Tennessee’s teen birth rate dropped from 43 per 1,000 in 2010 to 27 per 1,000 in 2017; however, rates in other states decreased at a faster rate, leaving Tennessee ranked 41st. Tennessee is ranked at 12th for neonatal abstinence syndrome per 1,000 live births.
The state ranks near the center for children living in a home where no parent has a high school diploma, though Tennessee has seen slight improvements on this indicator over the past few years as initiatives like the Drive to 55, Tennessee Promise and Tennessee Reconnect continue.
How Franklin County ranks
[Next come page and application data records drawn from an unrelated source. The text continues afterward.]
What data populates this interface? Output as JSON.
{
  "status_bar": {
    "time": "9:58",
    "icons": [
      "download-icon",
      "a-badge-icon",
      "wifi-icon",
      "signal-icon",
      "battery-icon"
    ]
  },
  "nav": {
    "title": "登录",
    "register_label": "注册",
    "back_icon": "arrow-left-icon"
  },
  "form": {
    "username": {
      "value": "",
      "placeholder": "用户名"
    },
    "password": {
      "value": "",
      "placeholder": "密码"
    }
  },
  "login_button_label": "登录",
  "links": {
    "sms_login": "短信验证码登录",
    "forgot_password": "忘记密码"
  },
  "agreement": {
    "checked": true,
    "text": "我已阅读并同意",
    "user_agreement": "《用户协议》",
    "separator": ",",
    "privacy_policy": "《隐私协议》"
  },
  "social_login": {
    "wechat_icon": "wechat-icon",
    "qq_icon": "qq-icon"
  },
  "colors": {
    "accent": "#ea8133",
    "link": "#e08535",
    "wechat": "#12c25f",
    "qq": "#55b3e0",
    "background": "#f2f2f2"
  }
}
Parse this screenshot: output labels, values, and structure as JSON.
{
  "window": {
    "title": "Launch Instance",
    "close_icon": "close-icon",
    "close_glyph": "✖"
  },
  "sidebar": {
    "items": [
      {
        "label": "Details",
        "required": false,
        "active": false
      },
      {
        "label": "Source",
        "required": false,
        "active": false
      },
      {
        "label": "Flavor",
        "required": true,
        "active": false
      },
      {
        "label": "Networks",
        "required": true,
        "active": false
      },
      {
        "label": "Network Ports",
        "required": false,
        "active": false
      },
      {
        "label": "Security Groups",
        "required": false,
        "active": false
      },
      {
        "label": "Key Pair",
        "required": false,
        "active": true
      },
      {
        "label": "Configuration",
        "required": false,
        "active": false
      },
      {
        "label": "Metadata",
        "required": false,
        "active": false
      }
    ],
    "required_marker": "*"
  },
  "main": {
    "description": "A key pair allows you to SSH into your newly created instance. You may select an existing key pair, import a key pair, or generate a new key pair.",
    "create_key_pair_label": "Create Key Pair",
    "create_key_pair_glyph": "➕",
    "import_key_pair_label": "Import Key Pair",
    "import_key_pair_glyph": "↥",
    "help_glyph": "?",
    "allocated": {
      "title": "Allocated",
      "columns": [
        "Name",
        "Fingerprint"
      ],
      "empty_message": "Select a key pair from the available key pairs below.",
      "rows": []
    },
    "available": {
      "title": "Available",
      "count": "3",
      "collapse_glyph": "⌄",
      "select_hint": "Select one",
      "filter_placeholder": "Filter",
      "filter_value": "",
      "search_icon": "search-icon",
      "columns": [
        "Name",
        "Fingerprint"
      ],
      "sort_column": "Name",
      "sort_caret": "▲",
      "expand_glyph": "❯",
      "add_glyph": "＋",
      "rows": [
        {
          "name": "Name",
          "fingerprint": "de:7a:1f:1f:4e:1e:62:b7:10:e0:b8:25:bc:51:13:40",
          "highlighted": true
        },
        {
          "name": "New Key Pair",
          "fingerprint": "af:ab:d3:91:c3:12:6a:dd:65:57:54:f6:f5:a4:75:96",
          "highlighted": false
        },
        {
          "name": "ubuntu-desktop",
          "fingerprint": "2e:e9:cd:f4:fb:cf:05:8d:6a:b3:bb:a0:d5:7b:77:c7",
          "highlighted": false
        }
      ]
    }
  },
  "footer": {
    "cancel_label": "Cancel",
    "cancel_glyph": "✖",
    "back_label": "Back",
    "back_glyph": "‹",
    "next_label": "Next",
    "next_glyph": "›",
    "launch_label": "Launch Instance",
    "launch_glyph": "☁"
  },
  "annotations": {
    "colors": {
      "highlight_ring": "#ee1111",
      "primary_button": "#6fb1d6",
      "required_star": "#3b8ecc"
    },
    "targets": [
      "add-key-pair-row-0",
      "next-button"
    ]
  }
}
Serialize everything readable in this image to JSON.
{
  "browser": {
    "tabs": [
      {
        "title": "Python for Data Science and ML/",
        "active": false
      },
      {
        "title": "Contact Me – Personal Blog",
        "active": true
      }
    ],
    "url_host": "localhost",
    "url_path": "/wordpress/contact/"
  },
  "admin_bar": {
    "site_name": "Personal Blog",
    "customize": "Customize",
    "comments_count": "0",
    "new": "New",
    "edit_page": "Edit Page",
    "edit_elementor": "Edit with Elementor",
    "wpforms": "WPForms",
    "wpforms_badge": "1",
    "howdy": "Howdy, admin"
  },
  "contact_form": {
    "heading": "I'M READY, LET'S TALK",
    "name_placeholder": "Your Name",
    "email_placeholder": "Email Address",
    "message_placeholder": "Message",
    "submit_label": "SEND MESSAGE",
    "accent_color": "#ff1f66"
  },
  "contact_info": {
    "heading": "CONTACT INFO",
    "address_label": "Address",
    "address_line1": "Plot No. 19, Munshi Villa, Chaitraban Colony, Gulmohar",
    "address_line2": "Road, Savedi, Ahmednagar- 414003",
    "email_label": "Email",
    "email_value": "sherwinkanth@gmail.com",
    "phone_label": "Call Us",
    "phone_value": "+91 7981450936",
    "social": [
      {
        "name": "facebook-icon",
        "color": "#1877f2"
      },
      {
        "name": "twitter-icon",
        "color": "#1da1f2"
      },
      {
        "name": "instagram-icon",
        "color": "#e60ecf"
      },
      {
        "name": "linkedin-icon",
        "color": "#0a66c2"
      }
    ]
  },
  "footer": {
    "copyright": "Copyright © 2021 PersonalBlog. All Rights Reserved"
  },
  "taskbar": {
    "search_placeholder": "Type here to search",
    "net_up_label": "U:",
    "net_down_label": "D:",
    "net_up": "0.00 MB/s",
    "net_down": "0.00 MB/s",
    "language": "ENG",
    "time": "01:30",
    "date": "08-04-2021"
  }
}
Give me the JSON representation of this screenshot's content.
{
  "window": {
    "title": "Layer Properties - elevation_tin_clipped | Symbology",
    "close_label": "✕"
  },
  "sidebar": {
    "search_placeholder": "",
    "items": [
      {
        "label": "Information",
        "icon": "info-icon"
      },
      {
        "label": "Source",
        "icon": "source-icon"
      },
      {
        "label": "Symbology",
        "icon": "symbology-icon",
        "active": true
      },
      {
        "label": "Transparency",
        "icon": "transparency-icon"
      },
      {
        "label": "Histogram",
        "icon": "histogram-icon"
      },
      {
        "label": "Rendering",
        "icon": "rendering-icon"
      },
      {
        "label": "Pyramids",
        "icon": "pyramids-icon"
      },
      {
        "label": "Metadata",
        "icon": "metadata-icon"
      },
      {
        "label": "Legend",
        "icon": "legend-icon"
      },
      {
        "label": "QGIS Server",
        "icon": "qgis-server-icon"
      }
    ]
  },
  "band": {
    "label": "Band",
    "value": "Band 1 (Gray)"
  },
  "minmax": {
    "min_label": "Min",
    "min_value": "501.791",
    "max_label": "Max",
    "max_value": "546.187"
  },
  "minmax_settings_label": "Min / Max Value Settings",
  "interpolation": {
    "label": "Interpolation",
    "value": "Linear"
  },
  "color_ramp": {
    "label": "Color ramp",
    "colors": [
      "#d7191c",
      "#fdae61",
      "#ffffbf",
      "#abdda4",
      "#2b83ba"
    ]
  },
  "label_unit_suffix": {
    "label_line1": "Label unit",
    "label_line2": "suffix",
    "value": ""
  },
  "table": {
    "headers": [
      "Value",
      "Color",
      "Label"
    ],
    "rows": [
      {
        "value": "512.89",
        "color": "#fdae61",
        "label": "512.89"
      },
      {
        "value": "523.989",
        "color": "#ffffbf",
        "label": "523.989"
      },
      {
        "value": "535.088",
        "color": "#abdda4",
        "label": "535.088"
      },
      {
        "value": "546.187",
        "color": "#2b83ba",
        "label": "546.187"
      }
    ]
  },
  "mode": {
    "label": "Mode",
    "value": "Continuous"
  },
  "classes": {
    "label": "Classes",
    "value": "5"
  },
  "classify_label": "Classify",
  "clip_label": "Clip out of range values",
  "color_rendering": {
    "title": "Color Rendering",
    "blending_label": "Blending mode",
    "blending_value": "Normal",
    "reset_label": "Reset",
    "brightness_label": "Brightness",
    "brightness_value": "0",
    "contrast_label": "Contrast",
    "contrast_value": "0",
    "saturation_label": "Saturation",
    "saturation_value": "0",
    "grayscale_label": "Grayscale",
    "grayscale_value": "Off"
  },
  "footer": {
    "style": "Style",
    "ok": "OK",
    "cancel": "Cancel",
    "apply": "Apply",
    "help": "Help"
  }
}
Franklin County’s overall index ranking of 51st out of all 95 counties in Tennessee puts it in the bottom half of Tennessee counties in terms of child well-being.
The county’s highest ranking reflects a relatively low rate of children who live in poverty.
Though it is still a higher number than one would hope, Franklin County’s 20.6 percent child poverty rate is better than most counties in Tennessee.
Franklin County also has high rankings from a high median household income and from a relatively low rate of pregnancy among girls ages 15 to 17.
Franklin County’s biggest challenges are a high rate of child and teen deaths and a low percentage of third to eighth grade students rated as proficient in math on TNReady tests.
An additional strength is low housing costs.
Additional opportunities for improvement include relatively high rates of babies born at a low birth weight and a low high school graduation rate.
Race / ethnicity
Franklin County’s child population by race is 91.9 percent white; 6.4 percent black including Hispanic; 0.4 percent Native American/Alaskan; and 1.2 percent Asian/Pacific islander.
Franklin County ranks sixth in the state for economic well-being.
The child poverty rate was 20.60 percent, ranked 18th; median household income is $47,562, ranked 21st; personal income is $36,366 per capita for a state rank of 35th; and fair market rent is $808, ranked 39th.
The rate of children receiving Families First grants is 4.5 percent for a rank of 69th, while 23.9 percent of children receive SNAP for a rank of seventh.
Family and community
Franklin County’s family and community overall ranking is 28th.
The school suspension rate is 3.90 percent, ranking it 59th.
The teen pregnancy rate is 7.9 per 1,000, for a ranking of 21st.
The substantiated abuse and neglect rate is 5.4 per 1,000, ranking 43rd.
Franklin County ranked 36th in the family and community category with 452 reported cases of child abuse.
Recorded marriages per 1,000 residents is 355, for a ranking of 14th.
Recorded divorces per 1,000 residents is 142 for a rank of 26th.
The rate of births to unmarried females is 43.8 percent for a rank of 48th.
Franklin County ranks 69th in the state in education with third to eighth grade reading proficiency ranked 65th at 28.70 percent; third to eighth grade math proficiency is ranked at 72nd or 30.30 percent while the high school graduation rate is 90.90 percent, ranked 68th.
School age children receiving special education services is 13.6 percent, ranking 62nd.
The rate of cohort high school dropouts is 4.9 percent for a rank of 69th.
The number of economically disadvantaged students in Franklin County is 1,734 or 32 percent, ranking 34th in the state.
School expulsions per 1,000 students in Franklin County is zero, putting it in the number one spot.
Chronic absenteeism is 15.1 percent for a rank of 43rd.
Franklin County’s overall health ranking is 81st.
The rate of public school students in Franklin County who measured as overweight or obese is 33.7 percent, ranking near the top at 5th of 95 counties.
The rate of child and teen deaths of 48.5 per 100,000 ranks Franklin County near the bottom at 83rd.
Franklin County has 4,751 children on TennCare for a ranking of 9th.
The total number of TennCare enrollees places Franklin County in 13th place.
Infant mortality per 1,000 live births ranks near the bottom at 80th.
The rate of child deaths per 100,000 children ages 1-14 ranks Franklin County at 90th.
Franklin County’s adequate prenatal care ranking is 80th.